From time to time, I choose to have guest posts from experts on topics I think you, my readers, will be interested in. Today’s author, Mary Lee from Tuck shares How Sleep Improves Your Athletic Performance.
About the Author: Mary Lee is a researcher for the sleep science hub Tuck.com. She specializes in sleep’s role in mental and physical health and wellness. Mary lives in Olympia, Washington and shares her full-sized bed with a very noisy cat.
Many athletes meticulously plan out meal plans and training regimens to help them run faster or longer, but the real key to a better workout may be in your bedroom. Sleep is essential to improving fitness. There’s a reason that the procedure for recovery, RICE, starts with the word “rest.” Staying off of your feet for a day might not be enough to up your performance to the next level. However, extending your sleep by a few hours each night might give you just the boost that you want.
Sleep affects athletic performance by enabling a quick recovery, helping you to avoid injury and making you feel better on the track or the court.
Sleep Repairs Muscles
Working out tends to be hard on the muscles. They stretch and tear. Luckily, your body is well-equipped to repair these tears. Muscles heal pretty fast when you think about it. The exact mechanisms of healing are still being explored, but protein and sleep both play a role.

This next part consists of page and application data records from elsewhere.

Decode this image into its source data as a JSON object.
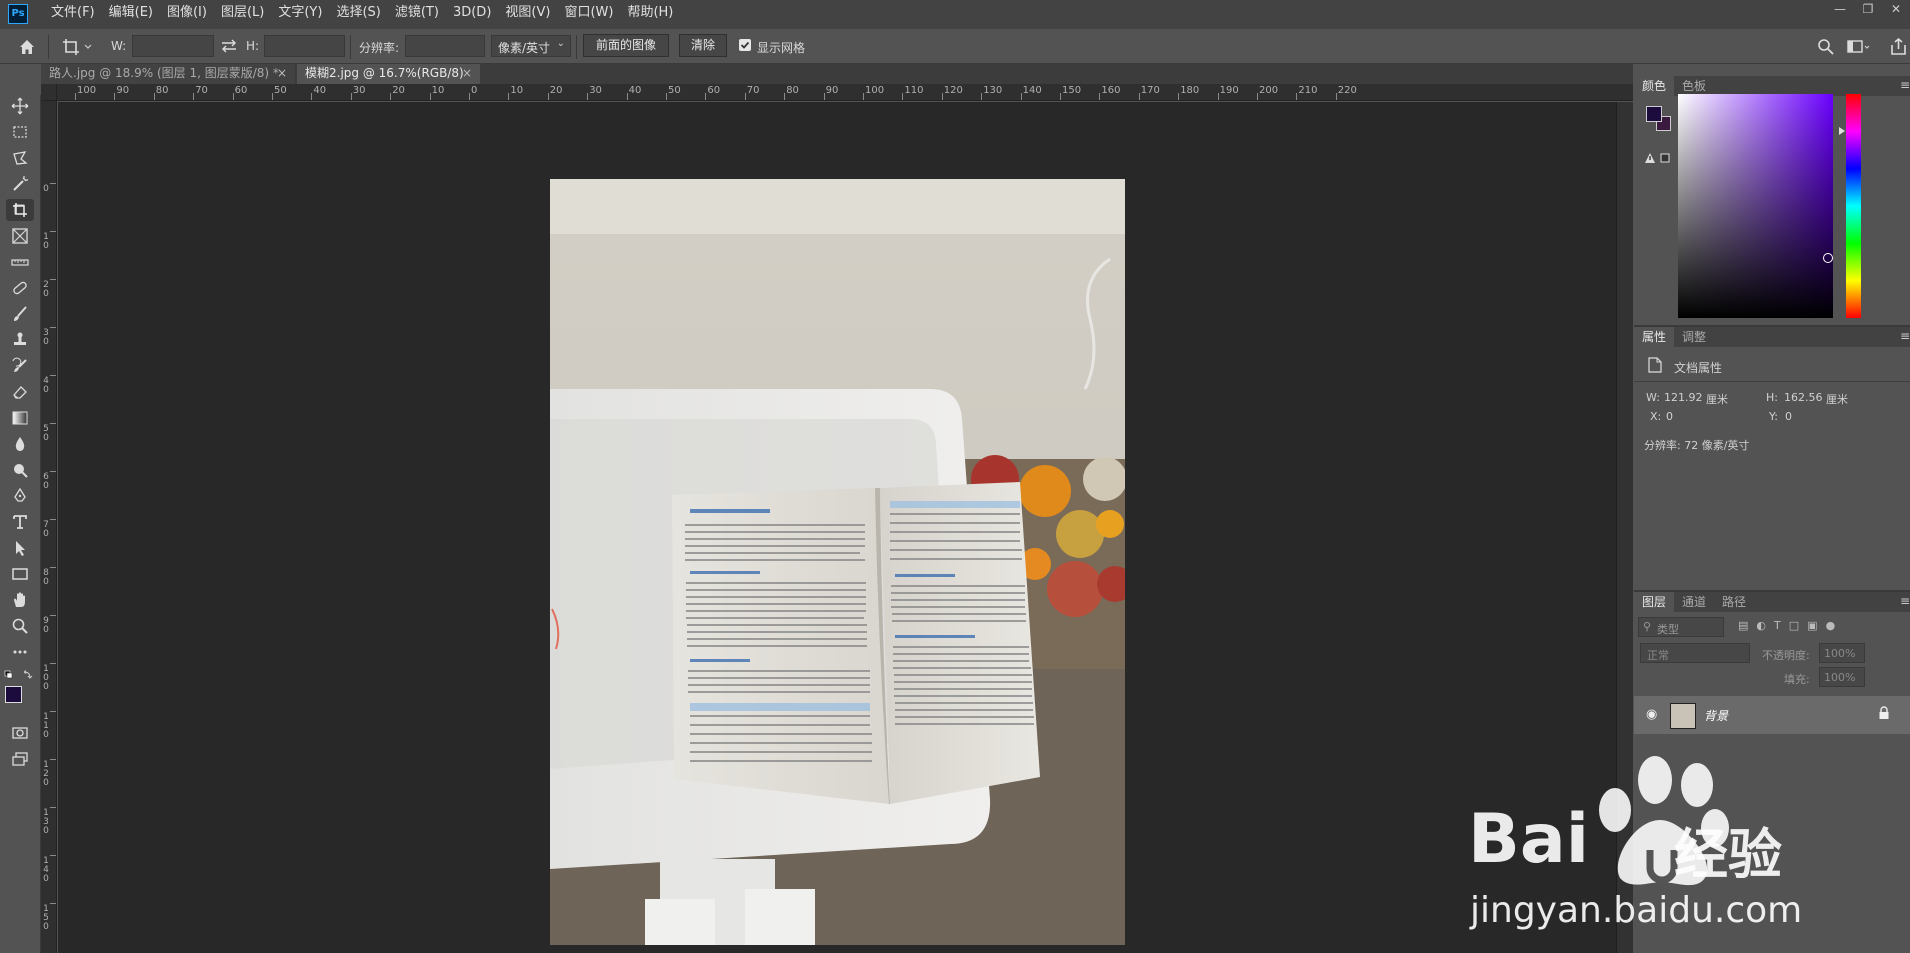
{
  "app": {
    "logo": "Ps"
  },
  "menu": [
    "文件(F)",
    "编辑(E)",
    "图像(I)",
    "图层(L)",
    "文字(Y)",
    "选择(S)",
    "滤镜(T)",
    "3D(D)",
    "视图(V)",
    "窗口(W)",
    "帮助(H)"
  ],
  "options": {
    "w_label": "W:",
    "h_label": "H:",
    "resolution_label": "分辨率:",
    "unit_select": "像素/英寸",
    "front_image_button": "前面的图像",
    "clear_button": "清除",
    "show_grid_label": "显示网格",
    "show_grid_checked": true
  },
  "doc_tabs": [
    {
      "label": "路人.jpg @ 18.9% (图层 1, 图层蒙版/8) *",
      "active": false
    },
    {
      "label": "模糊2.jpg @ 16.7%(RGB/8)",
      "active": true
    }
  ],
  "ruler_h_labels": [
    "100",
    "90",
    "80",
    "70",
    "60",
    "50",
    "40",
    "30",
    "20",
    "10",
    "0",
    "10",
    "20",
    "30",
    "40",
    "50",
    "60",
    "70",
    "80",
    "90",
    "100",
    "110",
    "120",
    "130",
    "140",
    "150",
    "160",
    "170",
    "180",
    "190",
    "200",
    "210",
    "220"
  ],
  "ruler_v_labels": [
    "0",
    "1 0",
    "2 0",
    "3 0",
    "4 0",
    "5 0",
    "6 0",
    "7 0",
    "8 0",
    "9 0",
    "1 0 0",
    "1 1 0",
    "1 2 0",
    "1 3 0",
    "1 4 0",
    "1 5 0",
    "1 6 0"
  ],
  "color_panel": {
    "tabs": [
      "颜色",
      "色板"
    ],
    "fg_color": "#1c0b3d",
    "bg_color": "#3a1a3e",
    "hue_color": "#6a00ff"
  },
  "properties_panel": {
    "tabs": [
      "属性",
      "调整"
    ],
    "title": "文档属性",
    "w_label": "W:",
    "w_value": "121.92",
    "w_unit": "厘米",
    "h_label": "H:",
    "h_value": "162.56",
    "h_unit": "厘米",
    "x_label": "X:",
    "x_value": "0",
    "y_label": "Y:",
    "y_value": "0",
    "resolution": "分辨率: 72 像素/英寸"
  },
  "layers_panel": {
    "tabs": [
      "图层",
      "通道",
      "路径"
    ],
    "filter_label": "类型",
    "blend_mode": "正常",
    "opacity_label": "不透明度:",
    "opacity_value": "100%",
    "fill_label": "填充:",
    "fill_value": "100%",
    "layers": [
      {
        "name": "背景",
        "locked": true
      }
    ]
  },
  "watermark": {
    "brand": "Bai",
    "product": "经验",
    "url": "jingyan.baidu.com"
  },
  "photo_book": {
    "heading1": "第一章 物流概述",
    "heading2": "二、物流学科的性质",
    "heading3": "三、物流学的研究对象"
  }
}
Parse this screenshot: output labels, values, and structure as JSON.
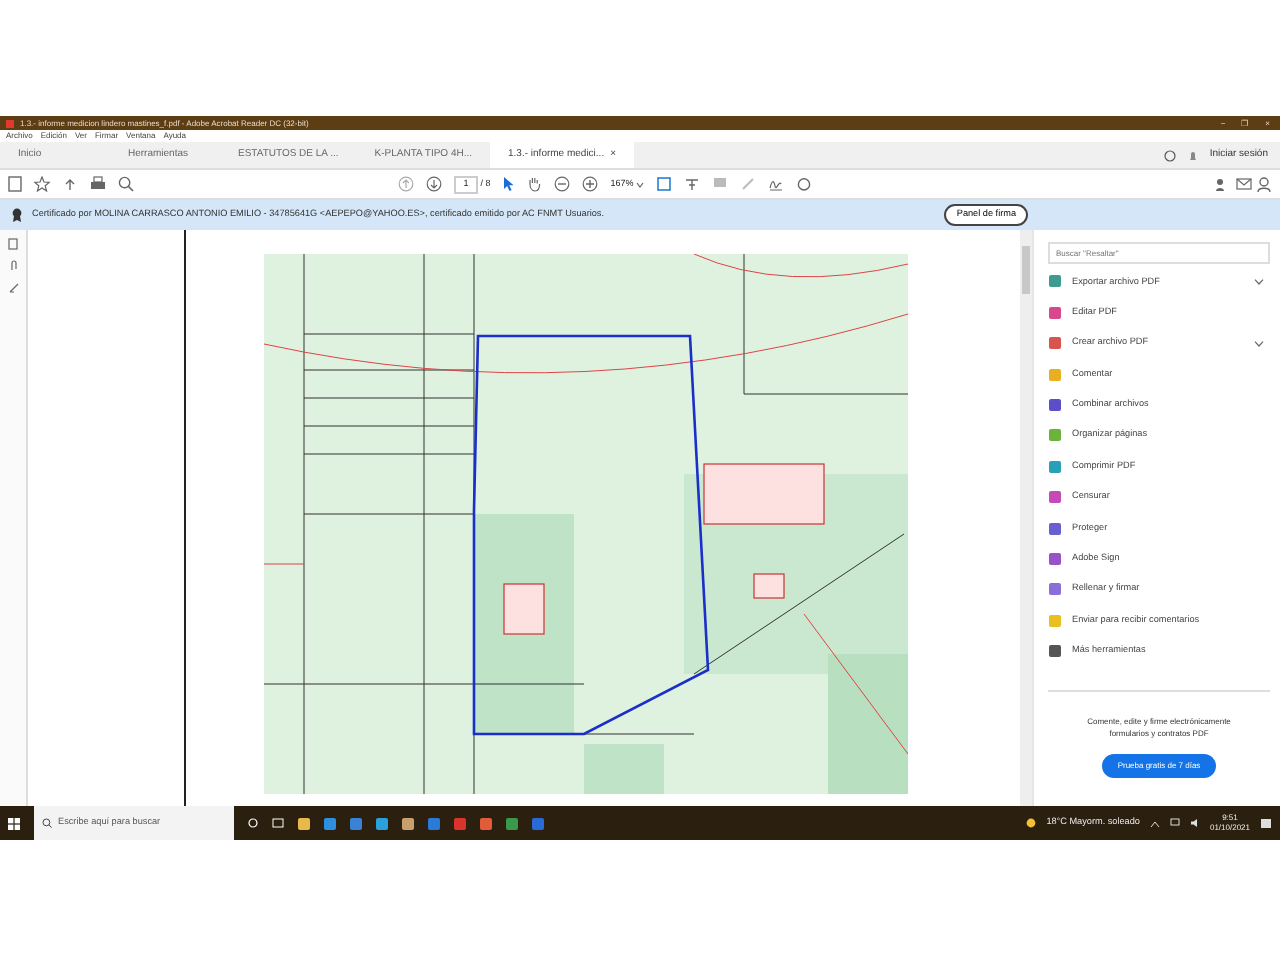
{
  "window": {
    "title": "1.3.- informe medicion lindero mastines_f.pdf - Adobe Acrobat Reader DC (32-bit)",
    "controls": [
      "−",
      "❐",
      "×"
    ]
  },
  "menu": [
    "Archivo",
    "Edición",
    "Ver",
    "Firmar",
    "Ventana",
    "Ayuda"
  ],
  "tabs": [
    {
      "label": "Inicio",
      "selected": false
    },
    {
      "label": "Herramientas",
      "selected": false
    },
    {
      "label": "ESTATUTOS DE LA ...",
      "selected": false
    },
    {
      "label": "K-PLANTA TIPO 4H...",
      "selected": false
    },
    {
      "label": "1.3.- informe medici...",
      "selected": true,
      "close": "×"
    }
  ],
  "account": {
    "label": "Iniciar sesión"
  },
  "toolbar": {
    "page": "1",
    "page_count": "/ 8",
    "zoom": "167%"
  },
  "signature_bar": {
    "text": "Certificado por MOLINA CARRASCO ANTONIO EMILIO - 34785641G <AEPEPO@YAHOO.ES>, certificado emitido por AC FNMT Usuarios.",
    "button": "Panel de firma"
  },
  "tools_panel": {
    "search_placeholder": "Buscar \"Resaltar\"",
    "items": [
      {
        "label": "Exportar archivo PDF",
        "color": "#3d9b8f",
        "expandable": true
      },
      {
        "label": "Editar PDF",
        "color": "#d9488a",
        "expandable": false
      },
      {
        "label": "Crear archivo PDF",
        "color": "#d9534f",
        "expandable": true
      },
      {
        "label": "Comentar",
        "color": "#e8b020",
        "expandable": false
      },
      {
        "label": "Combinar archivos",
        "color": "#5a4fc9",
        "expandable": false
      },
      {
        "label": "Organizar páginas",
        "color": "#6bb33b",
        "expandable": false
      },
      {
        "label": "Comprimir PDF",
        "color": "#2aa0b8",
        "expandable": false
      },
      {
        "label": "Censurar",
        "color": "#c44ab5",
        "expandable": false
      },
      {
        "label": "Proteger",
        "color": "#6a5fd0",
        "expandable": false
      },
      {
        "label": "Adobe Sign",
        "color": "#9b4fc9",
        "expandable": false
      },
      {
        "label": "Rellenar y firmar",
        "color": "#8a6fd8",
        "expandable": false
      },
      {
        "label": "Enviar para recibir comentarios",
        "color": "#e8c020",
        "expandable": false
      },
      {
        "label": "Más herramientas",
        "color": "#555555",
        "expandable": false
      }
    ],
    "promo": {
      "text": "Comente, edite y firme electrónicamente formularios y contratos PDF",
      "button": "Prueba gratis de 7 días"
    }
  },
  "taskbar": {
    "search_placeholder": "Escribe aquí para buscar",
    "weather": "18°C  Mayorm. soleado",
    "time": "9:51",
    "date": "01/10/2021"
  }
}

Researchers suggest that sleep doesn’t necessarily cause healing but permits it to happen. This finding means that simply resting for enough hours (at least seven for most people) each night allow recovery to take place. However, if you deprive yourself of sleep, the healing might take place more slowly. In this case, literally doing nothing will help your muscles feel better faster.
Sleep Maintains Good Reaction Times

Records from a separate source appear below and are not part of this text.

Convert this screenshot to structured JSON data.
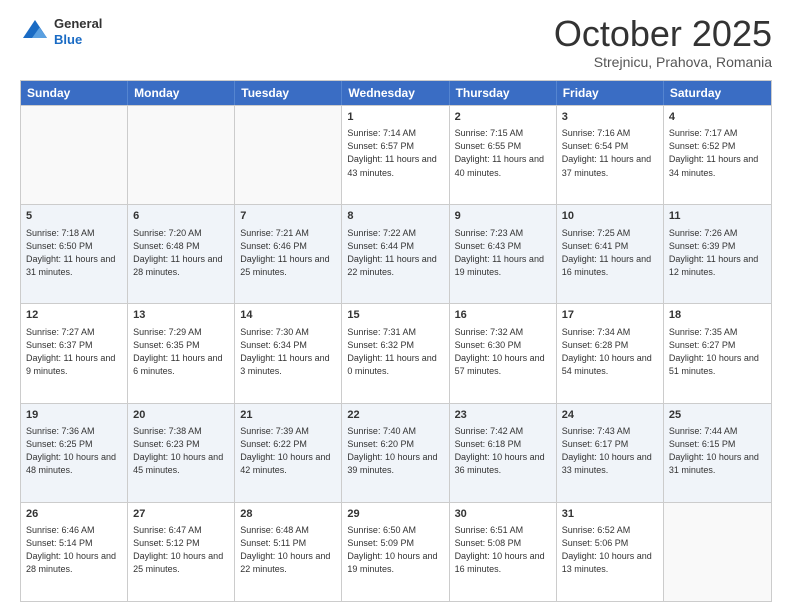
{
  "header": {
    "logo": {
      "general": "General",
      "blue": "Blue"
    },
    "title": "October 2025",
    "location": "Strejnicu, Prahova, Romania"
  },
  "days_of_week": [
    "Sunday",
    "Monday",
    "Tuesday",
    "Wednesday",
    "Thursday",
    "Friday",
    "Saturday"
  ],
  "weeks": [
    [
      {
        "day": "",
        "info": ""
      },
      {
        "day": "",
        "info": ""
      },
      {
        "day": "",
        "info": ""
      },
      {
        "day": "1",
        "info": "Sunrise: 7:14 AM\nSunset: 6:57 PM\nDaylight: 11 hours and 43 minutes."
      },
      {
        "day": "2",
        "info": "Sunrise: 7:15 AM\nSunset: 6:55 PM\nDaylight: 11 hours and 40 minutes."
      },
      {
        "day": "3",
        "info": "Sunrise: 7:16 AM\nSunset: 6:54 PM\nDaylight: 11 hours and 37 minutes."
      },
      {
        "day": "4",
        "info": "Sunrise: 7:17 AM\nSunset: 6:52 PM\nDaylight: 11 hours and 34 minutes."
      }
    ],
    [
      {
        "day": "5",
        "info": "Sunrise: 7:18 AM\nSunset: 6:50 PM\nDaylight: 11 hours and 31 minutes."
      },
      {
        "day": "6",
        "info": "Sunrise: 7:20 AM\nSunset: 6:48 PM\nDaylight: 11 hours and 28 minutes."
      },
      {
        "day": "7",
        "info": "Sunrise: 7:21 AM\nSunset: 6:46 PM\nDaylight: 11 hours and 25 minutes."
      },
      {
        "day": "8",
        "info": "Sunrise: 7:22 AM\nSunset: 6:44 PM\nDaylight: 11 hours and 22 minutes."
      },
      {
        "day": "9",
        "info": "Sunrise: 7:23 AM\nSunset: 6:43 PM\nDaylight: 11 hours and 19 minutes."
      },
      {
        "day": "10",
        "info": "Sunrise: 7:25 AM\nSunset: 6:41 PM\nDaylight: 11 hours and 16 minutes."
      },
      {
        "day": "11",
        "info": "Sunrise: 7:26 AM\nSunset: 6:39 PM\nDaylight: 11 hours and 12 minutes."
      }
    ],
    [
      {
        "day": "12",
        "info": "Sunrise: 7:27 AM\nSunset: 6:37 PM\nDaylight: 11 hours and 9 minutes."
      },
      {
        "day": "13",
        "info": "Sunrise: 7:29 AM\nSunset: 6:35 PM\nDaylight: 11 hours and 6 minutes."
      },
      {
        "day": "14",
        "info": "Sunrise: 7:30 AM\nSunset: 6:34 PM\nDaylight: 11 hours and 3 minutes."
      },
      {
        "day": "15",
        "info": "Sunrise: 7:31 AM\nSunset: 6:32 PM\nDaylight: 11 hours and 0 minutes."
      },
      {
        "day": "16",
        "info": "Sunrise: 7:32 AM\nSunset: 6:30 PM\nDaylight: 10 hours and 57 minutes."
      },
      {
        "day": "17",
        "info": "Sunrise: 7:34 AM\nSunset: 6:28 PM\nDaylight: 10 hours and 54 minutes."
      },
      {
        "day": "18",
        "info": "Sunrise: 7:35 AM\nSunset: 6:27 PM\nDaylight: 10 hours and 51 minutes."
      }
    ],
    [
      {
        "day": "19",
        "info": "Sunrise: 7:36 AM\nSunset: 6:25 PM\nDaylight: 10 hours and 48 minutes."
      },
      {
        "day": "20",
        "info": "Sunrise: 7:38 AM\nSunset: 6:23 PM\nDaylight: 10 hours and 45 minutes."
      },
      {
        "day": "21",
        "info": "Sunrise: 7:39 AM\nSunset: 6:22 PM\nDaylight: 10 hours and 42 minutes."
      },
      {
        "day": "22",
        "info": "Sunrise: 7:40 AM\nSunset: 6:20 PM\nDaylight: 10 hours and 39 minutes."
      },
      {
        "day": "23",
        "info": "Sunrise: 7:42 AM\nSunset: 6:18 PM\nDaylight: 10 hours and 36 minutes."
      },
      {
        "day": "24",
        "info": "Sunrise: 7:43 AM\nSunset: 6:17 PM\nDaylight: 10 hours and 33 minutes."
      },
      {
        "day": "25",
        "info": "Sunrise: 7:44 AM\nSunset: 6:15 PM\nDaylight: 10 hours and 31 minutes."
      }
    ],
    [
      {
        "day": "26",
        "info": "Sunrise: 6:46 AM\nSunset: 5:14 PM\nDaylight: 10 hours and 28 minutes."
      },
      {
        "day": "27",
        "info": "Sunrise: 6:47 AM\nSunset: 5:12 PM\nDaylight: 10 hours and 25 minutes."
      },
      {
        "day": "28",
        "info": "Sunrise: 6:48 AM\nSunset: 5:11 PM\nDaylight: 10 hours and 22 minutes."
      },
      {
        "day": "29",
        "info": "Sunrise: 6:50 AM\nSunset: 5:09 PM\nDaylight: 10 hours and 19 minutes."
      },
      {
        "day": "30",
        "info": "Sunrise: 6:51 AM\nSunset: 5:08 PM\nDaylight: 10 hours and 16 minutes."
      },
      {
        "day": "31",
        "info": "Sunrise: 6:52 AM\nSunset: 5:06 PM\nDaylight: 10 hours and 13 minutes."
      },
      {
        "day": "",
        "info": ""
      }
    ]
  ]
}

Runners don’t often think about reaction times (other than when racing), but it has an impact on all sports. Being able to dodge the dog that ran in front of you or that curb that you forgot about is essential to continued training. Falling can lead to serious muscle tears. Sleeping more may help you maintain the reaction times that you need for sports.
Sleep deprivation slows down your reaction times. In a study of night guards, their reaction times slowed in comparison with their well-rested colleagues. In running and other sports, reaction times can make the difference between a terrible fall and a little stumble. Sleeping enough can help you keep moving fast.
Sleep Leads to Improved Performance
Studies suggest that sleep leads to improved performance. Not all of this improvement can be traced back to strong muscles or quick reaction times. Some of it may be in your head. Athletes who extended their sleep reported better mental well-being and also improved their stats. In a small study, college basketball players increased their shooting percentage by sleeping 10 hours a night.
How to Improve Your Sleep Quality
If you want to take advantage of this easy way to increase your speed and athletic skill, you can start by improving your sleep conditions and habits.
Start by setting a bedtime. Sleeping and waking at the same time each day helps your body release sleep hormones at the appropriate time. It may be easier to fall asleep and wake up in the morning if your schedule is consistent.
Improve your bed. Muscles soreness after a workout is normal and it shouldn’t be traced back to your bed. Mattresses come in different firmness for a reason, so they can support different sleeping positions. Check mattress reviews to make sure that yours supports the way that you like to sleep.
Turn off screens a couple of hours before bed. Our brains are still programmed to respond to light. When you see light at night, especially the blue wavelength light from electronic screens, it tells your brain that it’s time to be awake. It may be easier to fall asleep if your brain has adjusted to dimmer lighting at night.
Diet and training regimens are ingredients in a successful athletic performance, but sleep plays a role too. To race at your fastest, make sure that you get a full night’s sleep.